Sinus Tarsi Syndrome
A small bony canal that is present between the talus and the calcaneum is called sinus tarsi. It contains structures that contribute to stability and proprioception of the joint. Damage to the sinus tarsi can be caused from overuse or an ankle sprain.
Sinus tarsi syndrome mostly occurs after a lateral ankle sprain or recurrent ankle sprains which consequently results into injuries of the interosseous and cervical ligaments present in sinus tarsi.
As a result of injury to sinus tarsi ligaments, an inflammation of the synovial recess in the sinus tarsi occurs. This happens in 70% of the cases of recurrent lateral ankle sprain cases.
The sinus tarsi syndrome can also occur as a compression injury in patients with people flat feet. The talus and calcaneum are pressed together as a result of the deformation. This causes bone to bone contact of the talus and calcaneum, with inflammation or arthritis in the sinus.
It is difficult to pinpoint the exact location of paint by the patient.
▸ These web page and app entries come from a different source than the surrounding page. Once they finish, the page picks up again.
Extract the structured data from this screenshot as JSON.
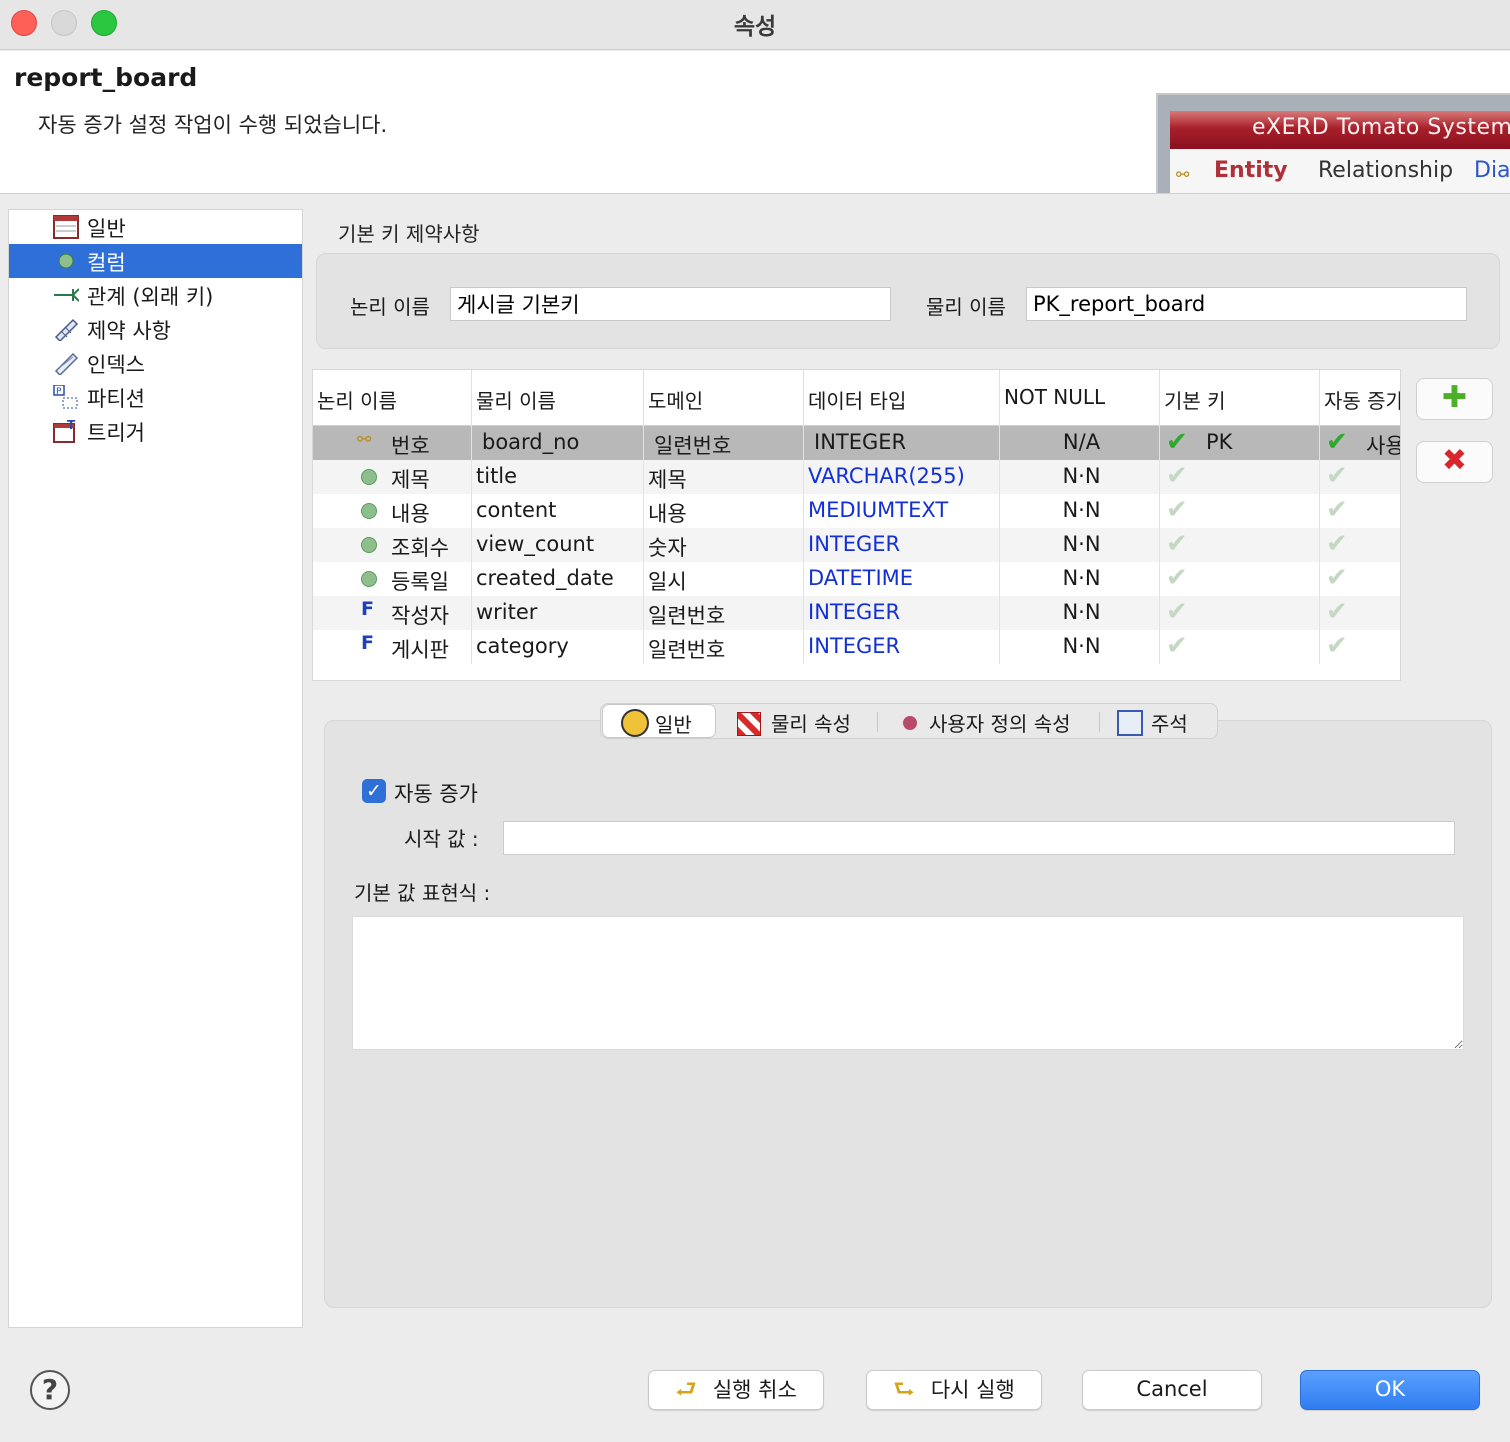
{
  "window": {
    "title": "속성"
  },
  "header": {
    "entity_name": "report_board",
    "message": "자동 증가 설정 작업이 수행 되었습니다.",
    "banner": {
      "app_title": "eXERD  Tomato System",
      "menu": [
        "Entity",
        "Relationship",
        "Dia"
      ]
    }
  },
  "sidebar": {
    "items": [
      {
        "label": "일반",
        "icon": "table-icon"
      },
      {
        "label": "컬럼",
        "icon": "column-icon"
      },
      {
        "label": "관계 (외래 키)",
        "icon": "relationship-icon"
      },
      {
        "label": "제약 사항",
        "icon": "constraint-icon"
      },
      {
        "label": "인덱스",
        "icon": "index-icon"
      },
      {
        "label": "파티션",
        "icon": "partition-icon"
      },
      {
        "label": "트리거",
        "icon": "trigger-icon"
      }
    ],
    "selected": "컬럼"
  },
  "pk": {
    "section_title": "기본 키 제약사항",
    "logical_label": "논리 이름",
    "logical_value": "게시글 기본키",
    "physical_label": "물리 이름",
    "physical_value": "PK_report_board"
  },
  "grid": {
    "headers": [
      "논리 이름",
      "물리 이름",
      "도메인",
      "데이터 타입",
      "NOT NULL",
      "기본 키",
      "자동 증가"
    ],
    "rows": [
      {
        "logical": "번호",
        "physical": "board_no",
        "domain": "일련번호",
        "type": "INTEGER",
        "notnull": "N/A",
        "pk": "PK",
        "auto": "사용",
        "kind": "key"
      },
      {
        "logical": "제목",
        "physical": "title",
        "domain": "제목",
        "type": "VARCHAR(255)",
        "notnull": "N·N",
        "pk": "",
        "auto": "",
        "kind": "attr"
      },
      {
        "logical": "내용",
        "physical": "content",
        "domain": "내용",
        "type": "MEDIUMTEXT",
        "notnull": "N·N",
        "pk": "",
        "auto": "",
        "kind": "attr"
      },
      {
        "logical": "조회수",
        "physical": "view_count",
        "domain": "숫자",
        "type": "INTEGER",
        "notnull": "N·N",
        "pk": "",
        "auto": "",
        "kind": "attr"
      },
      {
        "logical": "등록일",
        "physical": "created_date",
        "domain": "일시",
        "type": "DATETIME",
        "notnull": "N·N",
        "pk": "",
        "auto": "",
        "kind": "attr"
      },
      {
        "logical": "작성자",
        "physical": "writer",
        "domain": "일련번호",
        "type": "INTEGER",
        "notnull": "N·N",
        "pk": "",
        "auto": "",
        "kind": "fk"
      },
      {
        "logical": "게시판",
        "physical": "category",
        "domain": "일련번호",
        "type": "INTEGER",
        "notnull": "N·N",
        "pk": "",
        "auto": "",
        "kind": "fk"
      }
    ],
    "add_icon": "plus-icon",
    "delete_icon": "delete-icon"
  },
  "tabs": [
    "일반",
    "물리 속성",
    "사용자 정의 속성",
    "주석"
  ],
  "detail": {
    "auto_increment_label": "자동 증가",
    "auto_increment_checked": true,
    "start_value_label": "시작 값 :",
    "start_value": "",
    "default_expr_label": "기본 값 표현식 :",
    "default_expr": ""
  },
  "buttons": {
    "undo": "실행 취소",
    "redo": "다시 실행",
    "cancel": "Cancel",
    "ok": "OK",
    "help": "?"
  },
  "colors": {
    "selection": "#2f6fd8",
    "type_text": "#1230d6",
    "ok_button": "#2f7df0"
  }
}
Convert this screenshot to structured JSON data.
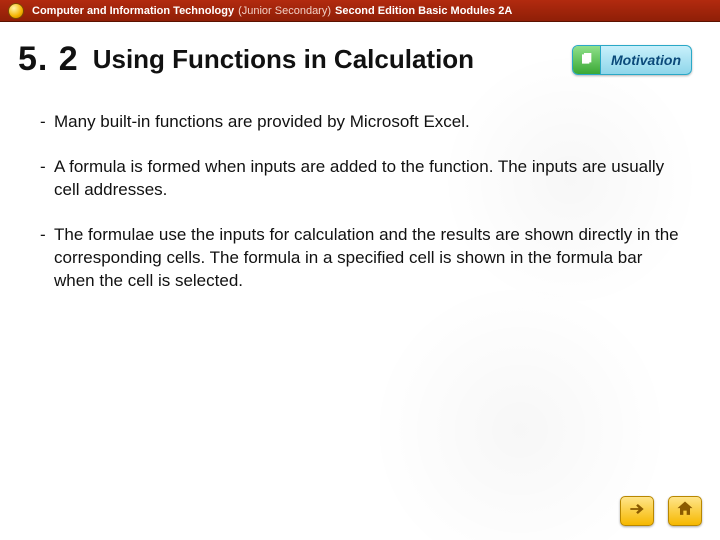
{
  "header": {
    "book_title_bold": "Computer and Information Technology",
    "book_title_light": "(Junior Secondary)",
    "book_title_tail": "Second Edition Basic Modules 2A"
  },
  "section": {
    "number": "5. 2",
    "title": "Using Functions in Calculation"
  },
  "badge": {
    "label": "Motivation",
    "icon": "pages-icon"
  },
  "bullets": [
    "Many built-in functions are provided by Microsoft Excel.",
    "A formula is formed when inputs are added to the function. The inputs are usually cell addresses.",
    "The formulae use the inputs for calculation and the results are shown directly in the corresponding cells. The formula in a specified cell is shown in the formula bar when the cell is selected."
  ],
  "footer": {
    "next_icon": "arrow-right-icon",
    "home_icon": "home-icon"
  }
}
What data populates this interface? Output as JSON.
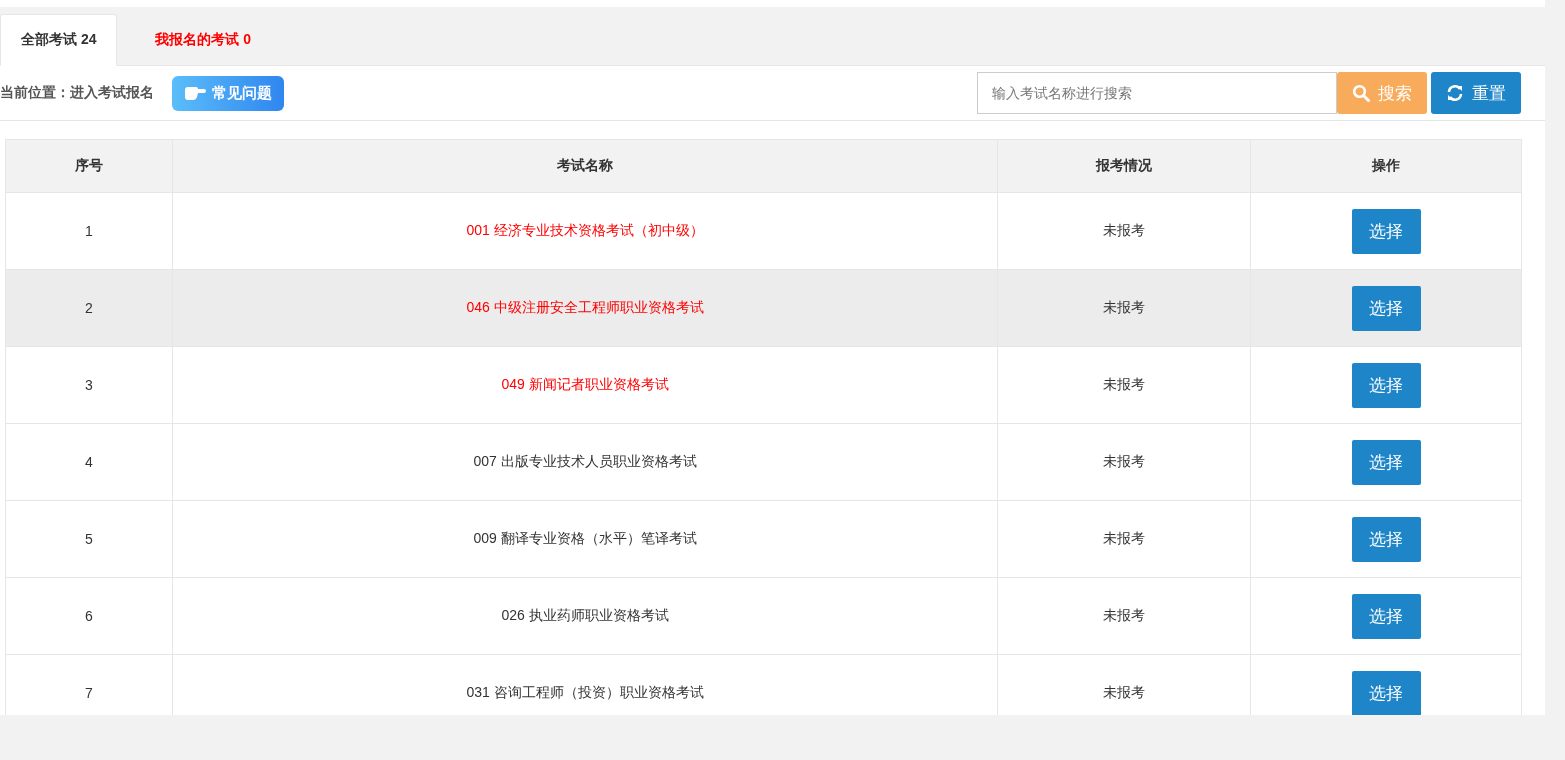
{
  "tabs": [
    {
      "label": "全部考试 24",
      "selected": true
    },
    {
      "label": "我报名的考试 0",
      "selected": false
    }
  ],
  "breadcrumb": "当前位置：进入考试报名",
  "faq_button": "常见问题",
  "search": {
    "placeholder": "输入考试名称进行搜索"
  },
  "buttons": [
    {
      "kind": "search",
      "label": "搜索"
    },
    {
      "kind": "reset",
      "label": "重置"
    }
  ],
  "table": {
    "columns": [
      "序号",
      "考试名称",
      "报考情况",
      "操作"
    ],
    "rows": [
      {
        "index": "1",
        "name": "001 经济专业技术资格考试（初中级）",
        "highlighted": true,
        "selected": false,
        "status": "未报考",
        "action": "选择"
      },
      {
        "index": "2",
        "name": "046 中级注册安全工程师职业资格考试",
        "highlighted": true,
        "selected": true,
        "status": "未报考",
        "action": "选择"
      },
      {
        "index": "3",
        "name": "049 新闻记者职业资格考试",
        "highlighted": true,
        "selected": false,
        "status": "未报考",
        "action": "选择"
      },
      {
        "index": "4",
        "name": "007 出版专业技术人员职业资格考试",
        "highlighted": false,
        "selected": false,
        "status": "未报考",
        "action": "选择"
      },
      {
        "index": "5",
        "name": "009 翻译专业资格（水平）笔译考试",
        "highlighted": false,
        "selected": false,
        "status": "未报考",
        "action": "选择"
      },
      {
        "index": "6",
        "name": "026 执业药师职业资格考试",
        "highlighted": false,
        "selected": false,
        "status": "未报考",
        "action": "选择"
      },
      {
        "index": "7",
        "name": "031 咨询工程师（投资）职业资格考试",
        "highlighted": false,
        "selected": false,
        "status": "未报考",
        "action": "选择"
      }
    ]
  }
}
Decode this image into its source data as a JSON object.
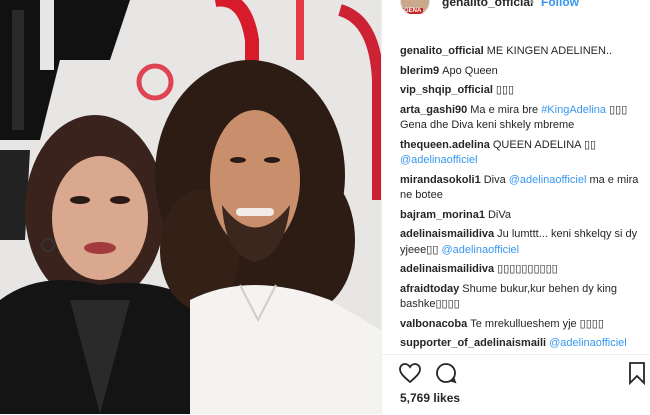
{
  "post": {
    "username": "genalito_official",
    "separator": "•",
    "follow_label": "Follow",
    "avatar_tag": "GENA"
  },
  "comments": [
    {
      "user": "genalito_official",
      "parts": [
        {
          "t": "ME KINGEN ADELINEN.."
        }
      ]
    },
    {
      "user": "blerim9",
      "parts": [
        {
          "t": "Apo Queen"
        }
      ]
    },
    {
      "user": "vip_shqip_official",
      "parts": [
        {
          "t": "▯▯▯"
        }
      ]
    },
    {
      "user": "arta_gashi90",
      "parts": [
        {
          "t": "Ma e mira bre "
        },
        {
          "t": "#KingAdelina",
          "m": true
        },
        {
          "t": " ▯▯▯ Gena dhe Diva keni shkely mbreme"
        }
      ]
    },
    {
      "user": "thequeen.adelina",
      "parts": [
        {
          "t": "QUEEN ADELINA ▯▯ "
        },
        {
          "t": "@adelinaofficiel",
          "m": true
        }
      ]
    },
    {
      "user": "mirandasokoli1",
      "parts": [
        {
          "t": "Diva "
        },
        {
          "t": "@adelinaofficiel",
          "m": true
        },
        {
          "t": " ma e mira ne botee"
        }
      ]
    },
    {
      "user": "bajram_morina1",
      "parts": [
        {
          "t": "DiVa"
        }
      ]
    },
    {
      "user": "adelinaismailidiva",
      "parts": [
        {
          "t": "Ju lumttt... keni shkelqy si dy yjeee▯▯ "
        },
        {
          "t": "@adelinaofficiel",
          "m": true
        }
      ]
    },
    {
      "user": "adelinaismailidiva",
      "parts": [
        {
          "t": "▯▯▯▯▯▯▯▯▯▯"
        }
      ]
    },
    {
      "user": "afraidtoday",
      "parts": [
        {
          "t": "Shume bukur,kur behen dy king bashke▯▯▯▯"
        }
      ]
    },
    {
      "user": "valbonacoba",
      "parts": [
        {
          "t": "Te mrekullueshem yje ▯▯▯▯"
        }
      ]
    },
    {
      "user": "supporter_of_adelinaismaili",
      "parts": [
        {
          "t": "@adelinaofficiel",
          "m": true
        }
      ]
    }
  ],
  "footer": {
    "likes": "5,769 likes",
    "icons": [
      "heart-icon",
      "comment-icon",
      "bookmark-icon"
    ]
  },
  "colors": {
    "link": "#3897f0",
    "text": "#262626",
    "brand_red": "#c62828"
  }
}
The usual area of pain is on the outer aspect of ankle near the lateral malleolus. Tenderness can be elicited at the sinus tarsi opening near the outer side of the ankle.
Inversion of ankle may reproduce the pain.
To confirm the diagnosis an anesthetic injection can be administrated into sinus tarsi which will relieve the symptoms and allowing normal function if not than some other structure is at fault.
The pain is most severe when standing, walking on uneven ground or during the movements of supination and adduction of the foot’.
People suffering from the sinus tarsi syndrome also have a feeling of instability (functional instability) in the hind foot.
Moreover the loss of stability in the ankle will allow a greater range of motion to the subtalar joint.
The common pathologies that may give the same pain characteristics or symptoms are:
- Ankle sprain
- calcaneal fracture
- talar fracture
- peroneal tendonitis
- subtalar joint arthritis
- tarsal tunnel syndrome
Diagnosis of the sinus tarsi syndrome is usually made by excluding other foot pathologies.
MRI is the best method to visualize the structure within the sinus tarsi, especially the interosseous and cervical ligaments. The MRI findings may also include alterations in the structure of the interosseous and cervical ligaments and degenerative changes in the subtalar joint.
The initial treatment can be abbreviated as PRICE – protection, Rest, Ice, Compression and Elevation.
The patient may have a painful limp, so the patient needs to be rested from complete weight-bearing activities.
Ice can be applied to reduce pain and swelling. Apply for 10-15 minutes every 3 to 4 hours during the initial inflammatory phase.
Anti-inflammatory medication may help reduce pain and swelling. Supportive crepe bandage can be applied to restrict ankle movement.
Other helpful physiotherapy modalities and techniques can be used to reduce pain.
Mobilization of the joints of ankle and foot especially subtalar joint is important part of treatment. A specialized manual therapist should be able to mobilizations the foot and ankle joint appropriately for sinus tarsi syndrome.
Correction of biomechanical problems such as overpronation should be done. This may help relief the narrowing of the sinus tarsi canal. An orthotic insole to correct biomechanical foot problems may be needed. It is important to have correct supportive running shoes.
Stretching and strengthening exercises for the ankle to normalize the muscle balance around the ankle is very important to regain complete range and strength of ankle.
Proprioceptive and balance exercise on a wobble board to enhance joint sense of patient. If an individual/ athlete have been out of training because of injured ankle then the proprioception or co-ordination of the ankle will be disrupted. Balancing exercises and using a wobble board can strengthen the proprioception and reduce the chances of re-injury.